DIRECTIONS → The job is to find each line in the entries holding the string "dias" and copy that line.

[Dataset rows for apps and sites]
=== Section Start ===
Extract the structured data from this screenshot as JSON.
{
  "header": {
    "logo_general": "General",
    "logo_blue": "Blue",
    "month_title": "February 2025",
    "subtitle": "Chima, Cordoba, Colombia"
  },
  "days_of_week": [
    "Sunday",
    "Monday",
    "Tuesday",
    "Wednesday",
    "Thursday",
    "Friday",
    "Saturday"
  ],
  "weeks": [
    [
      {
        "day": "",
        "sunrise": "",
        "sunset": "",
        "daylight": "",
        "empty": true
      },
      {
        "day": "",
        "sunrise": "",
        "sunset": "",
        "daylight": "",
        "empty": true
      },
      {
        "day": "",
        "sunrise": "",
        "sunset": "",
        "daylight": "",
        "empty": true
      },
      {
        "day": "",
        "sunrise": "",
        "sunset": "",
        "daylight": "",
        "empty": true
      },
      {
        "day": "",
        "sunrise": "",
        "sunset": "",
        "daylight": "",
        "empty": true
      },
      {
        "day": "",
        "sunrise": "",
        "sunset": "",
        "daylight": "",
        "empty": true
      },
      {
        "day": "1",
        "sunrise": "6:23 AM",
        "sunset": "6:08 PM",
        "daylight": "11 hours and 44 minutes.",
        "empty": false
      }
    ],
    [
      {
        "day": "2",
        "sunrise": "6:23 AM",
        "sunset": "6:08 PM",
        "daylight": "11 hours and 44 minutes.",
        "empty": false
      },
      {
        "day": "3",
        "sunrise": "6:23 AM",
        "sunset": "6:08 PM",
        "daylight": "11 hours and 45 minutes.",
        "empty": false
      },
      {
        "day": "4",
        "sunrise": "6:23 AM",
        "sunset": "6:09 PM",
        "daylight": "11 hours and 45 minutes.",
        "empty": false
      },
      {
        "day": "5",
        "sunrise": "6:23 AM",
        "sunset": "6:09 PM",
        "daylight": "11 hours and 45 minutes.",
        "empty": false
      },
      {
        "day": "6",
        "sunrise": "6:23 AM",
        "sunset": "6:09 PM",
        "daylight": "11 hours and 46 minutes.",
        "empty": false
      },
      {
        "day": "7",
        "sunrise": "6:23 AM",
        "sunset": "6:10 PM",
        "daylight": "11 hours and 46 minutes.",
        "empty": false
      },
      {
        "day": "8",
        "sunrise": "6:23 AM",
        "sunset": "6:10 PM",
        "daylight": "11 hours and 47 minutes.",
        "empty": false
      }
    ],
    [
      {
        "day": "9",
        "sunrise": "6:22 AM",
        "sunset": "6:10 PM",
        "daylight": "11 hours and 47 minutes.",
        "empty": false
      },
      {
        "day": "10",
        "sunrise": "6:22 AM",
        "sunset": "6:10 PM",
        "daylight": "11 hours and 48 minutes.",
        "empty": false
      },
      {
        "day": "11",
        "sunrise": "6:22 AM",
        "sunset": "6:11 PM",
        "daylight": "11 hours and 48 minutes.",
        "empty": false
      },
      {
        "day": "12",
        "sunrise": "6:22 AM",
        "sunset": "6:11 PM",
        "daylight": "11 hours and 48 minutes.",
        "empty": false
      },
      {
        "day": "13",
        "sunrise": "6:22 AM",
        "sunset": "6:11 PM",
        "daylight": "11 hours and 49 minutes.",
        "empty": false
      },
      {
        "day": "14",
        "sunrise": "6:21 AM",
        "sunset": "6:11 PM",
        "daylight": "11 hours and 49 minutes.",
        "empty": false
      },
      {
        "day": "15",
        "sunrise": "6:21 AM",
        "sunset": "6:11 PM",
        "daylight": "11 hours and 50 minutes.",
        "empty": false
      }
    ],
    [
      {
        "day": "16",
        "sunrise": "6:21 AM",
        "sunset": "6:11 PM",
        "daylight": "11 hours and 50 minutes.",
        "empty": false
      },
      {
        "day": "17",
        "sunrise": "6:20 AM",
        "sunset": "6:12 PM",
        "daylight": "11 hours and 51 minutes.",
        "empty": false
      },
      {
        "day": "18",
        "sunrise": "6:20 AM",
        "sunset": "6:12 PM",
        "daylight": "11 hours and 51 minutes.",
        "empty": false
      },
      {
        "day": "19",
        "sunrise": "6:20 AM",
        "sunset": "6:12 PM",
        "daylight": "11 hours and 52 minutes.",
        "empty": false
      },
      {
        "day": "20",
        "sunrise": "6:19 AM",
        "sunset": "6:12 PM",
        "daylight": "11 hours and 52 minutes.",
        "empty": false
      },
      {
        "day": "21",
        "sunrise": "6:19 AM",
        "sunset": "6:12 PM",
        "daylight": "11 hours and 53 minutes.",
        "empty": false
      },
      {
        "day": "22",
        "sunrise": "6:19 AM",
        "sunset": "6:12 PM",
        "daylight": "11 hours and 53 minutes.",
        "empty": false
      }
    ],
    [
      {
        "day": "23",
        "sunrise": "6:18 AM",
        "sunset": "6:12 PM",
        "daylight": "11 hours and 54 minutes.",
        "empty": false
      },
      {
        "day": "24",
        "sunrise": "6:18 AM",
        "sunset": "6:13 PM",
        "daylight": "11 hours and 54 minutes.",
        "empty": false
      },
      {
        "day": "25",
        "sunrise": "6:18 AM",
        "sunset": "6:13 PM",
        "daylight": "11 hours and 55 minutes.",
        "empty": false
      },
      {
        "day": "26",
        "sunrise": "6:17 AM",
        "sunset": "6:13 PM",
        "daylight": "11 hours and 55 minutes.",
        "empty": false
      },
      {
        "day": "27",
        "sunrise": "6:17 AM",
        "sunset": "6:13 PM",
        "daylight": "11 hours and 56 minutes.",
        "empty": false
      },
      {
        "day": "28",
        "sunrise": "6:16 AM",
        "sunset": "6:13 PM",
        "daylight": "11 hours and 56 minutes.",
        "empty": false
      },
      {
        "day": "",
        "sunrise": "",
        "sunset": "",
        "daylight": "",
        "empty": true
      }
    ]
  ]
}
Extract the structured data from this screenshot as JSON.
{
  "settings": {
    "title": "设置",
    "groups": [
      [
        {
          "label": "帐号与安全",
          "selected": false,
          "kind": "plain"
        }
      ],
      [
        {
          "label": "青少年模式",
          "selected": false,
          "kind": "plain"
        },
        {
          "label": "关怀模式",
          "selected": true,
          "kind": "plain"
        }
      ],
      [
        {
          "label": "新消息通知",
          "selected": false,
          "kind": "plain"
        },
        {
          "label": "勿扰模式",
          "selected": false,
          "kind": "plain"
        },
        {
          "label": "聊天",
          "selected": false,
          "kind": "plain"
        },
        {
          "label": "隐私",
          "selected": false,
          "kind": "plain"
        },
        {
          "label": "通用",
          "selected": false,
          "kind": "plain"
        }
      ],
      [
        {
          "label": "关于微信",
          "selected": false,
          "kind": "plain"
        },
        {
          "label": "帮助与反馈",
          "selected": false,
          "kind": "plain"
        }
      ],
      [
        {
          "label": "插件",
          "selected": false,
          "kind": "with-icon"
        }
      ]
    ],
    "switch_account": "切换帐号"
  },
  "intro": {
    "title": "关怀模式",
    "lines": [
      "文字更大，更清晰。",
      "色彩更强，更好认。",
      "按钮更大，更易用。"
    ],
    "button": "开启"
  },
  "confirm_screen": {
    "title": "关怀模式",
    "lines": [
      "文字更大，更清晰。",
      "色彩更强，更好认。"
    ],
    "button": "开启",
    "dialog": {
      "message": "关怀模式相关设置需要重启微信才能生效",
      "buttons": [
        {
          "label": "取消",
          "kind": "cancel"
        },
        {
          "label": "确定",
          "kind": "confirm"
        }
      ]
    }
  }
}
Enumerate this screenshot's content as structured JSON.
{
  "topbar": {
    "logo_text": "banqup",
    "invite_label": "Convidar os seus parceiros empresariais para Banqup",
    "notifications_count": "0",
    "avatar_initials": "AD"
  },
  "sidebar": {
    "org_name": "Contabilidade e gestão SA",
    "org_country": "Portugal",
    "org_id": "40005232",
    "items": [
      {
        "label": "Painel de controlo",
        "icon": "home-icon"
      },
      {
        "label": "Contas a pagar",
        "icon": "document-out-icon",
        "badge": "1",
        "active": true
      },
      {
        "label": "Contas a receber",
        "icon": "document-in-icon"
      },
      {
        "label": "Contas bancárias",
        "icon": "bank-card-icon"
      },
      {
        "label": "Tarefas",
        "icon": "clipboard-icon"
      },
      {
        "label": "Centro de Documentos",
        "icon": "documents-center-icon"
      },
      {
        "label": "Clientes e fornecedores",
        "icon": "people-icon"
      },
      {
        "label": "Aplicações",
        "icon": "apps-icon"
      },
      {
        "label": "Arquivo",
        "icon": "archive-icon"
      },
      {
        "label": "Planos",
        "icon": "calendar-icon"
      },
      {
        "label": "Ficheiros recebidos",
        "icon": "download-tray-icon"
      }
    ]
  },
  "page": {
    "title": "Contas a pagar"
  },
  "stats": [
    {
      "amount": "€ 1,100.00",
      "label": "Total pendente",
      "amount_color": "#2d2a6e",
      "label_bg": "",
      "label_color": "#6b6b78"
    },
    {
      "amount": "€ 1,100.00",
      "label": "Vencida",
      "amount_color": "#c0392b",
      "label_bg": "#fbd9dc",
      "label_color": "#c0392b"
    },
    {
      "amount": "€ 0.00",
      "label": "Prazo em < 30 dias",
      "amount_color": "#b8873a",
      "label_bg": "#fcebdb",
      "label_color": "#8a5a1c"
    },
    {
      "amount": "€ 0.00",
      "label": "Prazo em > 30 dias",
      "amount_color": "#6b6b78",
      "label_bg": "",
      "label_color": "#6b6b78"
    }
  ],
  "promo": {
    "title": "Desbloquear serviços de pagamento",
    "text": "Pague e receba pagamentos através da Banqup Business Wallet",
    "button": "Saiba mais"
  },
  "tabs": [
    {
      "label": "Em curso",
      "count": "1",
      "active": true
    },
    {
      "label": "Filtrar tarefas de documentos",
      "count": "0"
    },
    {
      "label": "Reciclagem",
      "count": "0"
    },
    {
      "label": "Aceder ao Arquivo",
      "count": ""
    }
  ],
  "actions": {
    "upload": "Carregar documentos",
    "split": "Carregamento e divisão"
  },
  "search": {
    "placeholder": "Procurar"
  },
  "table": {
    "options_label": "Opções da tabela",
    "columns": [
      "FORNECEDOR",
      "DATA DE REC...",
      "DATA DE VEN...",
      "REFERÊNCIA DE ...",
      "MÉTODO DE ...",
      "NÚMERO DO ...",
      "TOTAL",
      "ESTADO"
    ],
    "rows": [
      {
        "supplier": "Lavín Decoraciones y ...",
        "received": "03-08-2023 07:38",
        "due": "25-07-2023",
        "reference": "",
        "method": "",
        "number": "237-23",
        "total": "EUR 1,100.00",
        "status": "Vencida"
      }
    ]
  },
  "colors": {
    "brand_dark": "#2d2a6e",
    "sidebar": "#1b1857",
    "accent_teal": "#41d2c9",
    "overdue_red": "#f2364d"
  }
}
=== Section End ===
EXPECTED ANSWER →
      "label": "Prazo em < 30 dias",
      "label": "Prazo em > 30 dias",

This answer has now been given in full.